Time: Preheat time plus one hour.

Source

Oil: “The new standard is that flaxseed oil does the best job.” Canola oil can also be used.

Temperature: 450° to 500° F

Time: 1 hour

Source

Oil: “Thin coat of melted, plain vegetable shortening such as Crisco…” Cooking oil or sprays “will eventually make the surface sticky…”

Temperature: 350° F

Time: “2 hours for the new, natural-finish pans, and 1 hour for older pans…”

Source

Oil: “oil high in unsaturated fat” Flaxseed and vegetable oils do a “way better” job than lard or bacon fat.

Temperature: 450° F

Time: 30 minutes

Repeat? 5 times

Source

Oil: Coat the skillet “in cooking oil”

Temperature: 350° F

Time: 1 hour

Source

Oil: very thin coating of cooking oil (any cooking oil will do) or melted vegetable shortening

Temperature: 350° – 400° F

Time: 1 hour

Repeat? Re-season “if you notice the pan’s surface rusting, graying, or dulling or that food is sticking.”

Source

Oil: 1 T vegetable shortening, lard, or bacon grease. Not vegetable oil – it creates a sticky coating.

Temperature: 300° F

Time: Heat pan 10 min, then apply shortening. 10 more min, pour off excess shortening.

Repeat? “Repeat this process often to maintain and intensify your pan’s seasoning.”

Source

Oil: “coat the inside of the pan with oil…”

Temperature: not given

Time: heat for one hour.

Source

Oil: “[T]hin coat of vegetable oil or melted shortening.”

Temperature: 325° F

Time: 1 hour

Source

Oil: “small amount of shortening”

Temperature: 350° F

Time: 1 hour

Source

Oil: “thin coating of vegetable oil”

Temperature: 325° F

Time: 1 hour

Repeat? “if your pan feels sticky, loses its nonstick properties, or looks gray.”

Source

Oil: Very thin coating of organic flaxseed oil.

Temperature: 500° F

Time: Preheat time plus one hour

Repeat? At least 6 coats.

My comment: As earlier noted, the use of flaxseed oil as the epitome of seasoning oils for cast-iron is hotly debated within the cast-iron community. Some folks swear by it; others are vehemently opposed to its use, saying it flakes.

Source

Oil: 1/2 teaspoon of a neutral oil like vegetable, canola, flaxseed, or shortening.

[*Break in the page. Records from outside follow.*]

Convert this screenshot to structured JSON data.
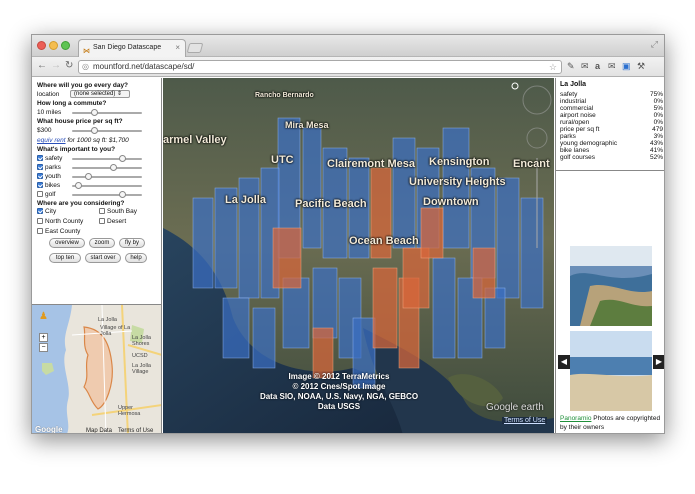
{
  "browser": {
    "tab_title": "San Diego Datascape",
    "url": "mountford.net/datascape/sd/"
  },
  "panel": {
    "q_every_day": "Where will you go every day?",
    "location_label": "location",
    "location_value": "(none selected)",
    "q_commute": "How long a commute?",
    "commute_value": "10 miles",
    "commute_level": 0.3,
    "q_price": "What house price per sq ft?",
    "price_value": "$300",
    "price_level": 0.3,
    "equiv_rent_link": "equiv rent",
    "equiv_rent_text": "for 1000 sq ft: $1,700",
    "q_important": "What's important to you?",
    "priorities": [
      {
        "label": "safety",
        "checked": true,
        "level": 0.75
      },
      {
        "label": "parks",
        "checked": true,
        "level": 0.6
      },
      {
        "label": "youth",
        "checked": true,
        "level": 0.2
      },
      {
        "label": "bikes",
        "checked": true,
        "level": 0.05
      },
      {
        "label": "golf",
        "checked": false,
        "level": 0.75
      }
    ],
    "q_considering": "Where are you considering?",
    "areas": [
      {
        "label": "City",
        "checked": true
      },
      {
        "label": "South Bay",
        "checked": false
      },
      {
        "label": "North County",
        "checked": false
      },
      {
        "label": "Desert",
        "checked": false
      },
      {
        "label": "East County",
        "checked": false
      }
    ],
    "buttons": [
      "overview",
      "zoom",
      "fly by",
      "top ten",
      "start over",
      "help"
    ]
  },
  "minimap": {
    "labels": [
      "La Jolla",
      "Village of La Jolla",
      "La Jolla Shores",
      "UCSD",
      "La Jolla Village",
      "Upper Hermosa"
    ],
    "map_data_link": "Map Data",
    "terms_link": "Terms of Use"
  },
  "earth_view": {
    "places": [
      "Rancho Bernardo",
      "Mira Mesa",
      "armel Valley",
      "UTC",
      "Clairemont Mesa",
      "Kensington",
      "Encant",
      "University Heights",
      "La Jolla",
      "Pacific Beach",
      "Downtown",
      "Ocean Beach"
    ],
    "credits": [
      "Image © 2012 TerraMetrics",
      "© 2012 Cnes/Spot Image",
      "Data SIO, NOAA, U.S. Navy, NGA, GEBCO",
      "Data USGS"
    ],
    "google_earth_logo": "Google earth",
    "terms_link": "Terms of Use"
  },
  "info": {
    "place_name": "La Jolla",
    "stats": [
      {
        "label": "safety",
        "value": "75%"
      },
      {
        "label": "industrial",
        "value": "0%"
      },
      {
        "label": "commercial",
        "value": "5%"
      },
      {
        "label": "airport noise",
        "value": "0%"
      },
      {
        "label": "rural/open",
        "value": "0%"
      },
      {
        "label": "price per sq ft",
        "value": "479"
      },
      {
        "label": "parks",
        "value": "3%"
      },
      {
        "label": "young demographic",
        "value": "43%"
      },
      {
        "label": "bike lanes",
        "value": "41%"
      },
      {
        "label": "golf courses",
        "value": "52%"
      }
    ],
    "panoramio_link": "Panoramio",
    "photo_credit": "Photos are copyrighted by their owners"
  },
  "colors": {
    "blue_blocks": "#3b6fc4",
    "orange_blocks": "#d9663a",
    "link": "#2a4fb8",
    "checkbox_on": "#3d7ed8"
  }
}
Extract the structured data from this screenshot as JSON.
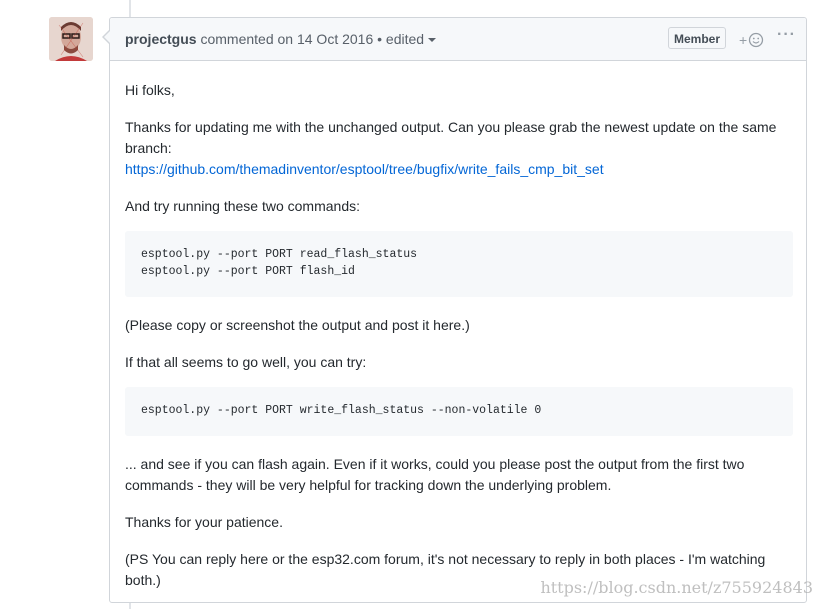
{
  "comment": {
    "author": "projectgus",
    "action_text": " commented on 14 Oct 2016 • edited",
    "badge": "Member",
    "reaction_plus": "+",
    "more_icon": "···",
    "body": {
      "p1": "Hi folks,",
      "p2": "Thanks for updating me with the unchanged output. Can you please grab the newest update on the same branch:",
      "link": "https://github.com/themadinventor/esptool/tree/bugfix/write_fails_cmp_bit_set",
      "p3": "And try running these two commands:",
      "code1": [
        "esptool.py --port PORT read_flash_status",
        "esptool.py --port PORT flash_id"
      ],
      "p4": "(Please copy or screenshot the output and post it here.)",
      "p5": "If that all seems to go well, you can try:",
      "code2": [
        "esptool.py --port PORT write_flash_status --non-volatile 0"
      ],
      "p6": "... and see if you can flash again. Even if it works, could you please post the output from the first two commands - they will be very helpful for tracking down the underlying problem.",
      "p7": "Thanks for your patience.",
      "p8": "(PS You can reply here or the esp32.com forum, it's not necessary to reply in both places - I'm watching both.)"
    }
  },
  "watermark": "https://blog.csdn.net/z755924843",
  "colors": {
    "link": "#0366d6",
    "border": "#d1d5da",
    "header_bg": "#f6f8fa"
  }
}
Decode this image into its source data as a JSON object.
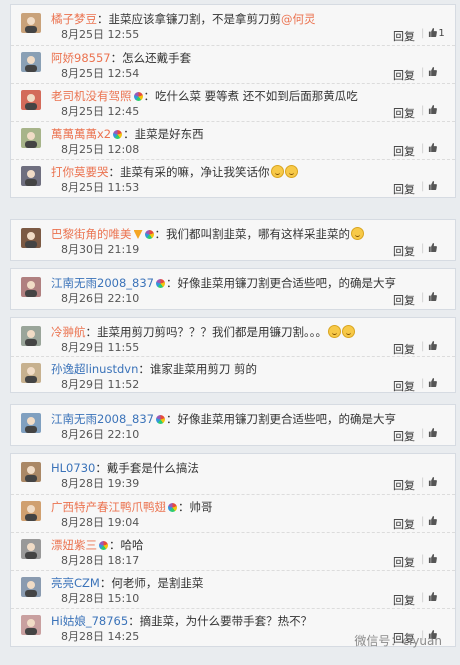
{
  "reply_label": "回复",
  "like_icon": "thumbs-up-icon",
  "panels": [
    {
      "comments": [
        {
          "user": "橘子梦豆",
          "user_color": "#eb7350",
          "text": "：韭菜应该拿镰刀割，不是拿剪刀剪",
          "mention": "@何灵",
          "time": "8月25日 12:55",
          "likes": "1",
          "emoji": 0,
          "badge": false
        },
        {
          "user": "阿娇98557",
          "user_color": "#eb7350",
          "text": "：怎么还戴手套",
          "mention": "",
          "time": "8月25日 12:54",
          "likes": "",
          "emoji": 0,
          "badge": false
        },
        {
          "user": "老司机没有驾照",
          "user_color": "#eb7350",
          "text": "：吃什么菜 要等煮 还不如到后面那黄瓜吃",
          "mention": "",
          "time": "8月25日 12:45",
          "likes": "",
          "emoji": 0,
          "badge": true
        },
        {
          "user": "萬萬萬萬x2",
          "user_color": "#eb7350",
          "text": "：韭菜是好东西",
          "mention": "",
          "time": "8月25日 12:08",
          "likes": "",
          "emoji": 0,
          "badge": true
        },
        {
          "user": "打你莫要哭",
          "user_color": "#eb7350",
          "text": "：韭菜有采的嘛，净让我笑话你",
          "mention": "",
          "time": "8月25日 11:53",
          "likes": "",
          "emoji": 2,
          "badge": false
        }
      ]
    },
    {
      "comments": [
        {
          "user": "巴黎街角的唯美",
          "user_color": "#eb7350",
          "text": "：我们都叫割韭菜，哪有这样采韭菜的",
          "mention": "",
          "time": "8月30日 21:19",
          "likes": "",
          "emoji": 1,
          "badge": true,
          "vip": true
        }
      ]
    },
    {
      "comments": [
        {
          "user": "江南无雨2008_837",
          "user_color": "#3b73b9",
          "text": "：好像韭菜用镰刀割更合适些吧，的确是大亨",
          "mention": "",
          "time": "8月26日 22:10",
          "likes": "",
          "emoji": 0,
          "badge": true
        }
      ]
    },
    {
      "comments": [
        {
          "user": "冷翀航",
          "user_color": "#eb7350",
          "text": "：韭菜用剪刀剪吗？？？我们都是用镰刀割。。。",
          "mention": "",
          "time": "8月29日 11:55",
          "likes": "",
          "emoji": 2,
          "badge": false
        },
        {
          "user": "孙逸超linustdvn",
          "user_color": "#3b73b9",
          "text": "：谁家韭菜用剪刀 剪的",
          "mention": "",
          "time": "8月29日 11:52",
          "likes": "",
          "emoji": 0,
          "badge": false
        }
      ]
    },
    {
      "comments": [
        {
          "user": "江南无雨2008_837",
          "user_color": "#3b73b9",
          "text": "：好像韭菜用镰刀割更合适些吧，的确是大亨",
          "mention": "",
          "time": "8月26日 22:10",
          "likes": "",
          "emoji": 0,
          "badge": true
        }
      ]
    },
    {
      "comments": [
        {
          "user": "HL0730",
          "user_color": "#3b73b9",
          "text": "：戴手套是什么搞法",
          "mention": "",
          "time": "8月28日 19:39",
          "likes": "",
          "emoji": 0,
          "badge": false
        },
        {
          "user": "广西特产春江鸭爪鸭翅",
          "user_color": "#eb7350",
          "text": "：帅哥",
          "mention": "",
          "time": "8月28日 19:04",
          "likes": "",
          "emoji": 0,
          "badge": true
        },
        {
          "user": "漂妞紫三",
          "user_color": "#eb7350",
          "text": "：哈哈",
          "mention": "",
          "time": "8月28日 18:17",
          "likes": "",
          "emoji": 0,
          "badge": true
        },
        {
          "user": "亮亮CZM",
          "user_color": "#3b73b9",
          "text": "：何老师，是割韭菜",
          "mention": "",
          "time": "8月28日 15:10",
          "likes": "",
          "emoji": 0,
          "badge": false
        },
        {
          "user": "Hi姑娘_78765",
          "user_color": "#3b73b9",
          "text": "：摘韭菜，为什么要带手套？热不？",
          "mention": "",
          "time": "8月28日 14:25",
          "likes": "",
          "emoji": 0,
          "badge": false
        }
      ]
    }
  ],
  "watermark": "微信号：ciyuan"
}
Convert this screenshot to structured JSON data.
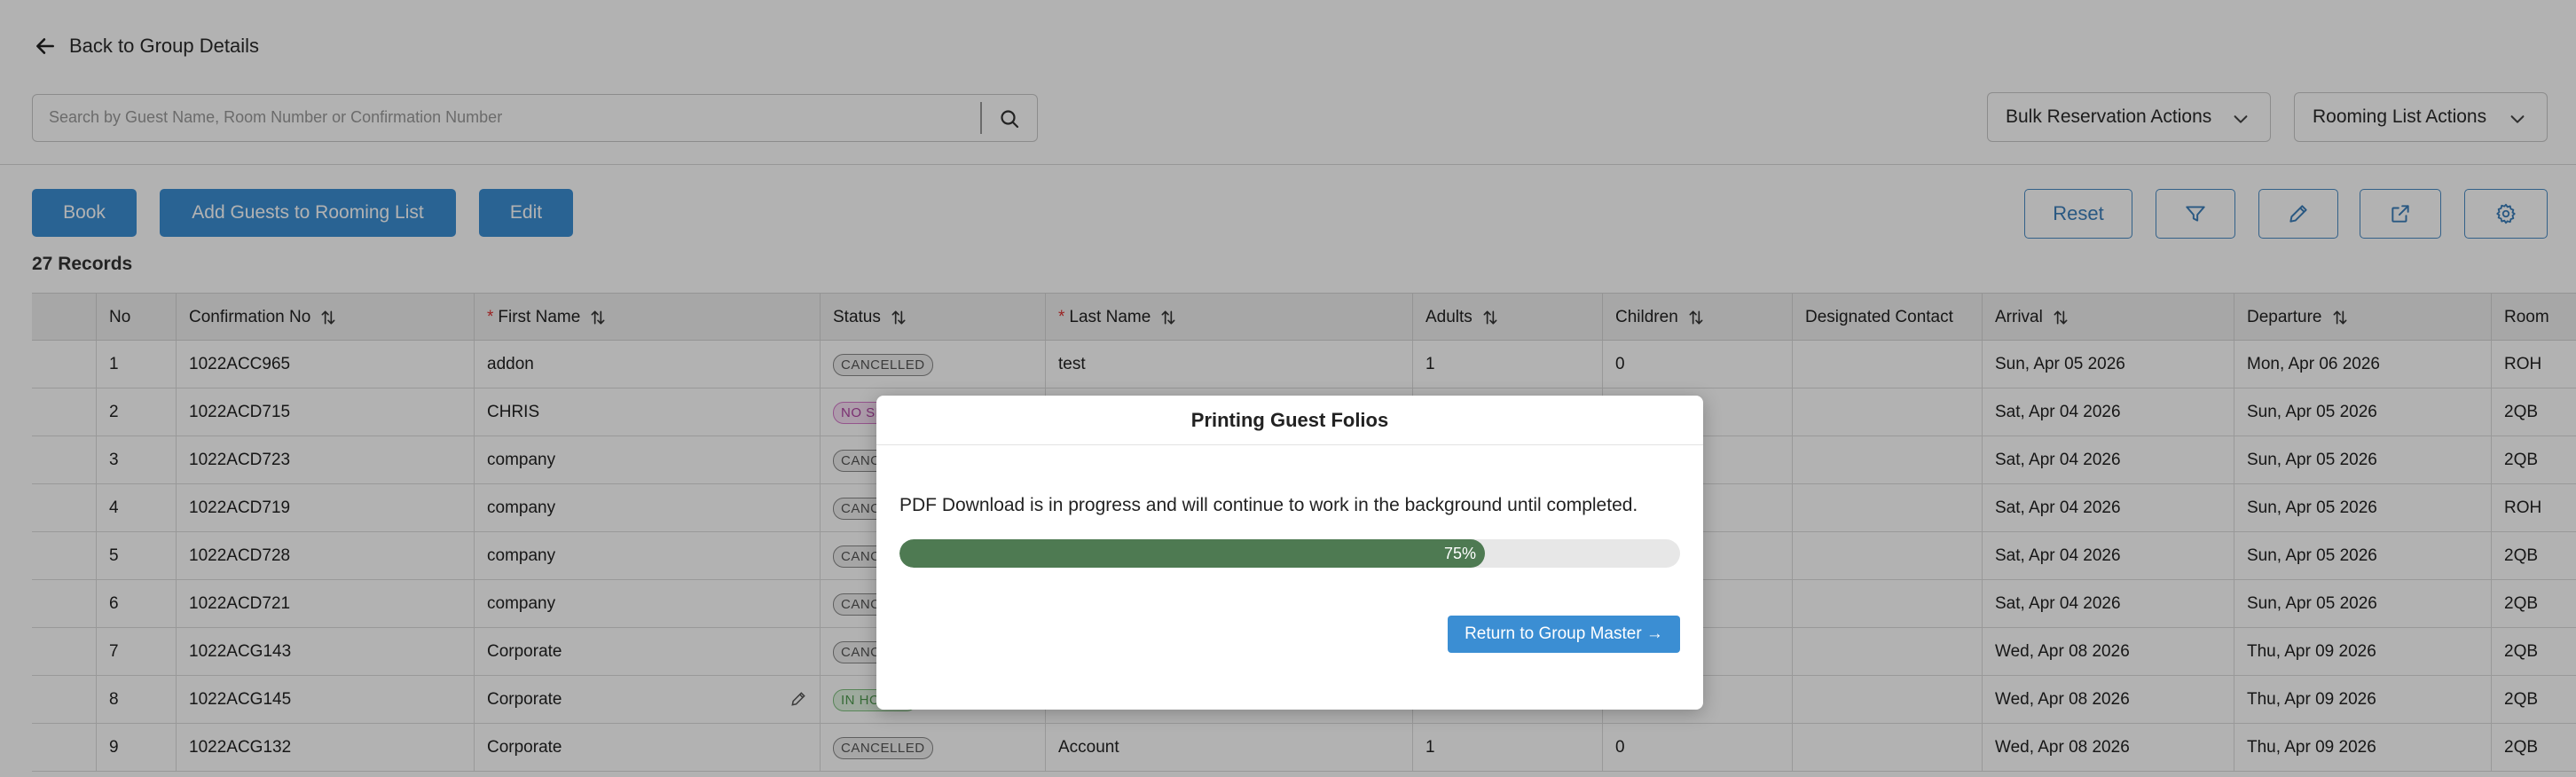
{
  "header": {
    "back_label": "Back to Group Details"
  },
  "search": {
    "placeholder": "Search by Guest Name, Room Number or Confirmation Number"
  },
  "dropdowns": {
    "bulk_actions": "Bulk Reservation Actions",
    "rooming_actions": "Rooming List Actions"
  },
  "toolbar": {
    "book": "Book",
    "add_guests": "Add Guests to Rooming List",
    "edit": "Edit",
    "reset": "Reset"
  },
  "records_label": "27 Records",
  "table": {
    "columns": [
      {
        "label": "No",
        "required": false,
        "sortable": false
      },
      {
        "label": "Confirmation No",
        "required": false,
        "sortable": true
      },
      {
        "label": "First Name",
        "required": true,
        "sortable": true
      },
      {
        "label": "Status",
        "required": false,
        "sortable": true
      },
      {
        "label": "Last Name",
        "required": true,
        "sortable": true
      },
      {
        "label": "Adults",
        "required": false,
        "sortable": true
      },
      {
        "label": "Children",
        "required": false,
        "sortable": true
      },
      {
        "label": "Designated Contact",
        "required": false,
        "sortable": false
      },
      {
        "label": "Arrival",
        "required": false,
        "sortable": true
      },
      {
        "label": "Departure",
        "required": false,
        "sortable": true
      },
      {
        "label": "Room",
        "required": false,
        "sortable": false
      }
    ],
    "rows": [
      {
        "no": "1",
        "conf": "1022ACC965",
        "first": "addon",
        "status": "CANCELLED",
        "status_type": "cancelled",
        "last": "test",
        "adults": "1",
        "children": "0",
        "contact": "",
        "arrival": "Sun, Apr 05 2026",
        "departure": "Mon, Apr 06 2026",
        "room": "ROH"
      },
      {
        "no": "2",
        "conf": "1022ACD715",
        "first": "CHRIS",
        "status": "NO SHOW",
        "status_type": "noshow",
        "last": "",
        "adults": "",
        "children": "",
        "contact": "",
        "arrival": "Sat, Apr 04 2026",
        "departure": "Sun, Apr 05 2026",
        "room": "2QB"
      },
      {
        "no": "3",
        "conf": "1022ACD723",
        "first": "company",
        "status": "CANCELLED",
        "status_type": "cancelled",
        "last": "",
        "adults": "",
        "children": "",
        "contact": "",
        "arrival": "Sat, Apr 04 2026",
        "departure": "Sun, Apr 05 2026",
        "room": "2QB"
      },
      {
        "no": "4",
        "conf": "1022ACD719",
        "first": "company",
        "status": "CANCELLED",
        "status_type": "cancelled",
        "last": "",
        "adults": "",
        "children": "",
        "contact": "",
        "arrival": "Sat, Apr 04 2026",
        "departure": "Sun, Apr 05 2026",
        "room": "ROH"
      },
      {
        "no": "5",
        "conf": "1022ACD728",
        "first": "company",
        "status": "CANCELLED",
        "status_type": "cancelled",
        "last": "",
        "adults": "",
        "children": "",
        "contact": "",
        "arrival": "Sat, Apr 04 2026",
        "departure": "Sun, Apr 05 2026",
        "room": "2QB"
      },
      {
        "no": "6",
        "conf": "1022ACD721",
        "first": "company",
        "status": "CANCELLED",
        "status_type": "cancelled",
        "last": "",
        "adults": "",
        "children": "",
        "contact": "",
        "arrival": "Sat, Apr 04 2026",
        "departure": "Sun, Apr 05 2026",
        "room": "2QB"
      },
      {
        "no": "7",
        "conf": "1022ACG143",
        "first": "Corporate",
        "status": "CANCELLED",
        "status_type": "cancelled",
        "last": "",
        "adults": "",
        "children": "",
        "contact": "",
        "arrival": "Wed, Apr 08 2026",
        "departure": "Thu, Apr 09 2026",
        "room": "2QB"
      },
      {
        "no": "8",
        "conf": "1022ACG145",
        "first": "Corporate",
        "status": "IN HOUSE",
        "status_type": "inhouse",
        "last": "",
        "adults": "",
        "children": "",
        "contact": "",
        "arrival": "Wed, Apr 08 2026",
        "departure": "Thu, Apr 09 2026",
        "room": "2QB"
      },
      {
        "no": "9",
        "conf": "1022ACG132",
        "first": "Corporate",
        "status": "CANCELLED",
        "status_type": "cancelled",
        "last": "Account",
        "adults": "1",
        "children": "0",
        "contact": "",
        "arrival": "Wed, Apr 08 2026",
        "departure": "Thu, Apr 09 2026",
        "room": "2QB"
      }
    ]
  },
  "modal": {
    "title": "Printing Guest Folios",
    "message": "PDF Download is in progress and will continue to work in the background until completed.",
    "progress_percent": 75,
    "progress_label": "75%",
    "return_button": "Return to Group Master →"
  },
  "colors": {
    "primary": "#3b8ed3",
    "progress_fill": "#4e7a52",
    "required": "#dd3333"
  }
}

Temperature: High heat on cook-top.

Time: Heat the pan on high heat on cooktop “until it just starts to smoke then give it one more good rub [with oil]. Let it cool and you’re done.”

Source

Oil: Corn, vegetable, or canola oil

Temperature: 450°

Time: 30 minutes

Repeat: 3-4 times

I searched and searched for something definitive from Alton Brown, knowing that he appreciates the science of cooking. All I could find, however, was this 2000 chat transcript from the “Good Eats” fan page. The web lures me with the promise of some elusive video showing Alton Brown seasoning cast iron on a grill – I, however, cannot find it. If you can, would you send me the link? Thank you ever so much!

Source

Oil: a “small spoonful” of Crisco

Temperature: 350° F

Time: 1 hour

 

Source

Oil: “thin coat of vegetable oil”

Temperature: 400° F

Time: 30 minutes

Repeat? “Repeat this process several times to create a stronger ‘seasoning’ bond.”

Source

Oil: “Grab a little vegetable oil and wipe it around”

Temperature: Low, 250° F

Time: “literally, several hours…all day.”

My comment: I did notice that the seasoning on the skillet that Rachael showed as “done” appeared to be quite blotchy. If that skillet was seasoned using the method that Rachael showed, the blotchiness is undoubtedly a result of the overuse of oil shown in the video.

Source

Oil: canola

Temperature: 400° F

Time: 2 hours